First let’s take a look at the oh-so-obvious faults of tables, and why these cons are such an issue.

Con 1. Tables are incredibly rigid. Short of moving the content from one cell to another, changing the layout of anything within your table is incredibly difficult. Especially since you won’t want your layout to look like it uses a table, you’ll end up with rowspans and colspans everywhere.

Con 2. Table code can get messy. If you use tables for all your layout, then you’ll end up with nested tables all over the place. The code becomes hard to read, and almost impossible to edit.

Con 3. Tables have different default settings in different browsers. If you want your site to look the same no matter what browser your user is viewing it through, then you’ll have to go through at set padding, margin, border, et cetera to the values you want them to be. This is a hassle because of all the tags associated with tables. You’ve got table, tr, th, and td. Mind you, even if you don’t use tables, you should be setting default CSS values anyway to avoid cross-browser issues.

Con 4. Tables increase the size of your files. That’s right. Tables just often require more code. Even though the difference in load time for most people is negligable, it is still something to consider.

Alright, and now the benefits of tables, and why it is important to set aside your bias against tables and accept these pros.

Pro 1. Tables can be very helpful for certain design elements. Take rounded corners of any box for example. Though you’ll need anywhere between 1 and 8 images to make a rounded corner box (1 if the box does not need to expand, 3 if it expands in one direction, and 8 if it expands in two), tables will make the implementation of this a lot easier. Of course, you can use divs for this, but you won’t need to edit this table, just the content and images inside. Divs can float incorrectly in different browsers, ruining your rounded corner box, but the table won’t break.

Pro 2. Tables are great when you need to show… tables. That’s right, sometimes the best way to display information is in a table, and obviously the best way to implement that in the web is using… you guessed it, a table!

Pro 3. Tables make certain difficult CSS issues much easier. With tables, you can easily vertically center text, or ensure that two separate sentences of text will always appear next to each other horizontally. Obviously, there are tricks in CSS around this anyway.
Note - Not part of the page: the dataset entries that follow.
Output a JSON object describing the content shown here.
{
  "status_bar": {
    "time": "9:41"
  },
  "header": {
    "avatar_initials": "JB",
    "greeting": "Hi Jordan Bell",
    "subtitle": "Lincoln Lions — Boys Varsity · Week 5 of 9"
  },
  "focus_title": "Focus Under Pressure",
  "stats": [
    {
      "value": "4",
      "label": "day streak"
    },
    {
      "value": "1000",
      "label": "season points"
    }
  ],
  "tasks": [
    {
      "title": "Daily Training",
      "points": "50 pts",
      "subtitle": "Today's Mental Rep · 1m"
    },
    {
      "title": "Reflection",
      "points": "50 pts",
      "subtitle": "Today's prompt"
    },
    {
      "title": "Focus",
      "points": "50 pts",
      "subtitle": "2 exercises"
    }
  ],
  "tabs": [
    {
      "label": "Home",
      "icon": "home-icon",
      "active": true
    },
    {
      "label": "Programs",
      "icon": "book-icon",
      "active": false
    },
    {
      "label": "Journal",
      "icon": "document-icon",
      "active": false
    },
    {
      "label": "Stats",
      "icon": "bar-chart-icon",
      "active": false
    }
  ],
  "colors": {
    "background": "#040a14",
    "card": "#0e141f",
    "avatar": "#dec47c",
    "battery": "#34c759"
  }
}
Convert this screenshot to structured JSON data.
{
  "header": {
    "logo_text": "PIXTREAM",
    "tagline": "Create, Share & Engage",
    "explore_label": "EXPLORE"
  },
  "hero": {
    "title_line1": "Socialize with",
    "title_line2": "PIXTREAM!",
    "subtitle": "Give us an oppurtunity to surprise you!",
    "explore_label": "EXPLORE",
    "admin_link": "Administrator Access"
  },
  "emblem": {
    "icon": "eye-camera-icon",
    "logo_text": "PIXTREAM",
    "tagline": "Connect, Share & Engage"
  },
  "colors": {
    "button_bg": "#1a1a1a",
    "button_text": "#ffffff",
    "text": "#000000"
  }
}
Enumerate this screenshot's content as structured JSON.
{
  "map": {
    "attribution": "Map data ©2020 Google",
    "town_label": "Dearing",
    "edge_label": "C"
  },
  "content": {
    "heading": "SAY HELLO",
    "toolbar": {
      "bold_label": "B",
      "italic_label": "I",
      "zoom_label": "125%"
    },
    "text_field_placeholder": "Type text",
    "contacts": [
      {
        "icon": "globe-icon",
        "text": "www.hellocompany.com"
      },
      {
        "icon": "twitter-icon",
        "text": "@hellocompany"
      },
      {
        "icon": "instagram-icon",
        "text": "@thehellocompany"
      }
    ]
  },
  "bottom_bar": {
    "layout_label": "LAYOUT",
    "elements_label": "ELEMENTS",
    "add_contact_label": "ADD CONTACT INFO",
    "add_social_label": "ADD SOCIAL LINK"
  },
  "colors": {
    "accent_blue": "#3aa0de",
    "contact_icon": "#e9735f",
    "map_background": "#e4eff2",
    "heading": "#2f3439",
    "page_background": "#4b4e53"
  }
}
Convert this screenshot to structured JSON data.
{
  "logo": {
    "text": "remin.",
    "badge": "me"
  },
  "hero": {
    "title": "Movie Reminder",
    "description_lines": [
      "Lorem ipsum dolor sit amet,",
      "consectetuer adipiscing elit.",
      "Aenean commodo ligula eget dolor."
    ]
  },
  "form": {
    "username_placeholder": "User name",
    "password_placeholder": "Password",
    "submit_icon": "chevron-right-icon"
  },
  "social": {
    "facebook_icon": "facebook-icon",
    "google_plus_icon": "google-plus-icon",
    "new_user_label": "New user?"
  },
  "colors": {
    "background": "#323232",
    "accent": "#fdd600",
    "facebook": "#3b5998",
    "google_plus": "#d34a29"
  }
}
To vertically center a line of text, you can set the line-height to the same pixel height as the div it is in. So clearly, there is always a way around this problem.

When it comes down to it, every pro or con you find for tables doesn’t really matter. For every pro, using a little CSS magic, you can work around it. For every con, using a little effort or time can work around it too.

In the end, using floating divs is a much safer route to go for your layout. You can change the location of content very easily, your code will be cleaner, and make more sense logically when reading through it. But don’t knock down tables. Use tables for your overarching page layout (header, body, footer for example). These things won’t change as much, so tables are a clean and safe solution. Basically, tables aren’t 100% evil or amazing. Use them when appropriate, and don’t overdo it, and you’ll be just fine.